**TASK MATERIAL:**
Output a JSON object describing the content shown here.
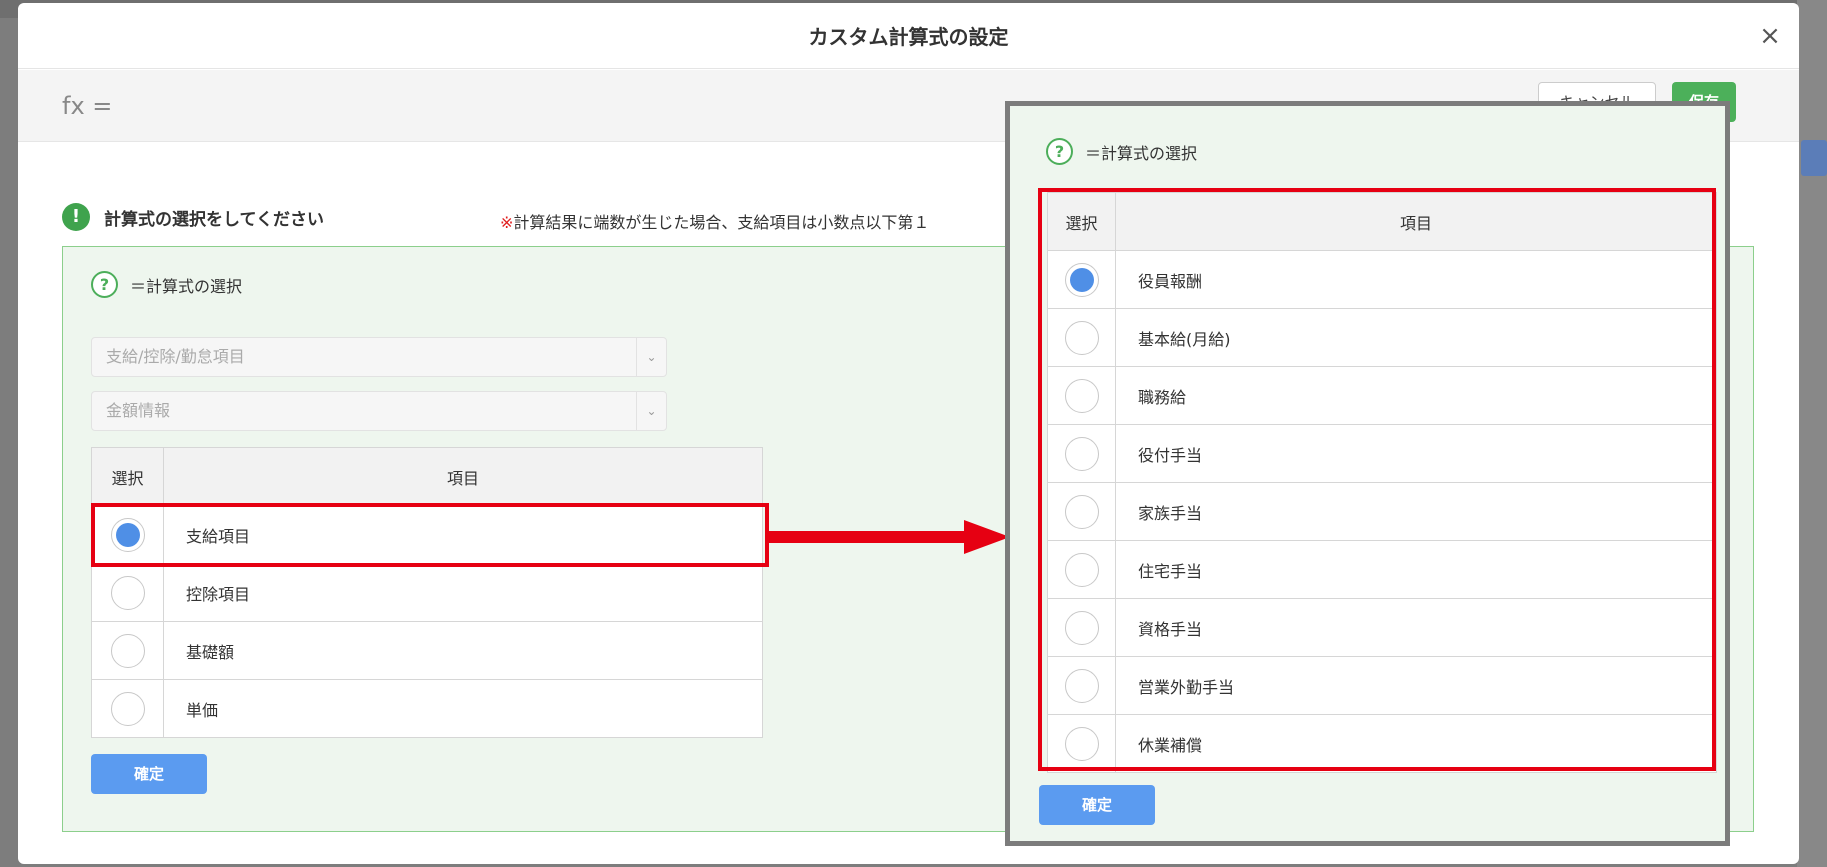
{
  "modal": {
    "title": "カスタム計算式の設定",
    "close_glyph": "×"
  },
  "formula_bar": {
    "fx_label": "fx =",
    "cancel_label": "キャンセル",
    "save_label": "保存"
  },
  "instruction": {
    "icon_glyph": "!",
    "text": "計算式の選択をしてください",
    "note_mark": "※",
    "note_text": "計算結果に端数が生じた場合、支給項目は小数点以下第１"
  },
  "left_panel": {
    "help_glyph": "?",
    "help_text": "＝計算式の選択",
    "select1_value": "支給/控除/勤怠項目",
    "select2_value": "金額情報",
    "table": {
      "col_select": "選択",
      "col_item": "項目",
      "rows": [
        {
          "label": "支給項目",
          "selected": true
        },
        {
          "label": "控除項目",
          "selected": false
        },
        {
          "label": "基礎額",
          "selected": false
        },
        {
          "label": "単価",
          "selected": false
        }
      ]
    },
    "confirm_label": "確定"
  },
  "popup": {
    "help_glyph": "?",
    "help_text": "＝計算式の選択",
    "table": {
      "col_select": "選択",
      "col_item": "項目",
      "rows": [
        {
          "label": "役員報酬",
          "selected": true
        },
        {
          "label": "基本給(月給)",
          "selected": false
        },
        {
          "label": "職務給",
          "selected": false
        },
        {
          "label": "役付手当",
          "selected": false
        },
        {
          "label": "家族手当",
          "selected": false
        },
        {
          "label": "住宅手当",
          "selected": false
        },
        {
          "label": "資格手当",
          "selected": false
        },
        {
          "label": "営業外勤手当",
          "selected": false
        },
        {
          "label": "休業補償",
          "selected": false
        }
      ]
    },
    "confirm_label": "確定"
  },
  "colors": {
    "highlight": "#e60012",
    "radio_selected": "#4f8fe6",
    "accent_green": "#4cae5a",
    "confirm_blue": "#5b9bf0"
  },
  "icons": [
    "close-icon",
    "alert-icon",
    "help-icon",
    "chevron-down-icon",
    "arrow-right-icon"
  ]
}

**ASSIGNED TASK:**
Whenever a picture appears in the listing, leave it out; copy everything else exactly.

**TASK SOLUTION:**
Output a JSON object describing the content shown here.
{
  "modal": {
    "title": "カスタム計算式の設定",
    "close_glyph": "×"
  },
  "formula_bar": {
    "fx_label": "fx =",
    "cancel_label": "キャンセル",
    "save_label": "保存"
  },
  "instruction": {
    "icon_glyph": "!",
    "text": "計算式の選択をしてください",
    "note_mark": "※",
    "note_text": "計算結果に端数が生じた場合、支給項目は小数点以下第１"
  },
  "left_panel": {
    "help_glyph": "?",
    "help_text": "＝計算式の選択",
    "select1_value": "支給/控除/勤怠項目",
    "select2_value": "金額情報",
    "table": {
      "col_select": "選択",
      "col_item": "項目",
      "rows": [
        {
          "label": "支給項目",
          "selected": true
        },
        {
          "label": "控除項目",
          "selected": false
        },
        {
          "label": "基礎額",
          "selected": false
        },
        {
          "label": "単価",
          "selected": false
        }
      ]
    },
    "confirm_label": "確定"
  },
  "popup": {
    "help_glyph": "?",
    "help_text": "＝計算式の選択",
    "table": {
      "col_select": "選択",
      "col_item": "項目",
      "rows": [
        {
          "label": "役員報酬",
          "selected": true
        },
        {
          "label": "基本給(月給)",
          "selected": false
        },
        {
          "label": "職務給",
          "selected": false
        },
        {
          "label": "役付手当",
          "selected": false
        },
        {
          "label": "家族手当",
          "selected": false
        },
        {
          "label": "住宅手当",
          "selected": false
        },
        {
          "label": "資格手当",
          "selected": false
        },
        {
          "label": "営業外勤手当",
          "selected": false
        },
        {
          "label": "休業補償",
          "selected": false
        }
      ]
    },
    "confirm_label": "確定"
  },
  "colors": {
    "highlight": "#e60012",
    "radio_selected": "#4f8fe6",
    "accent_green": "#4cae5a",
    "confirm_blue": "#5b9bf0"
  },
  "icons": [
    "close-icon",
    "alert-icon",
    "help-icon",
    "chevron-down-icon",
    "arrow-right-icon"
  ]
}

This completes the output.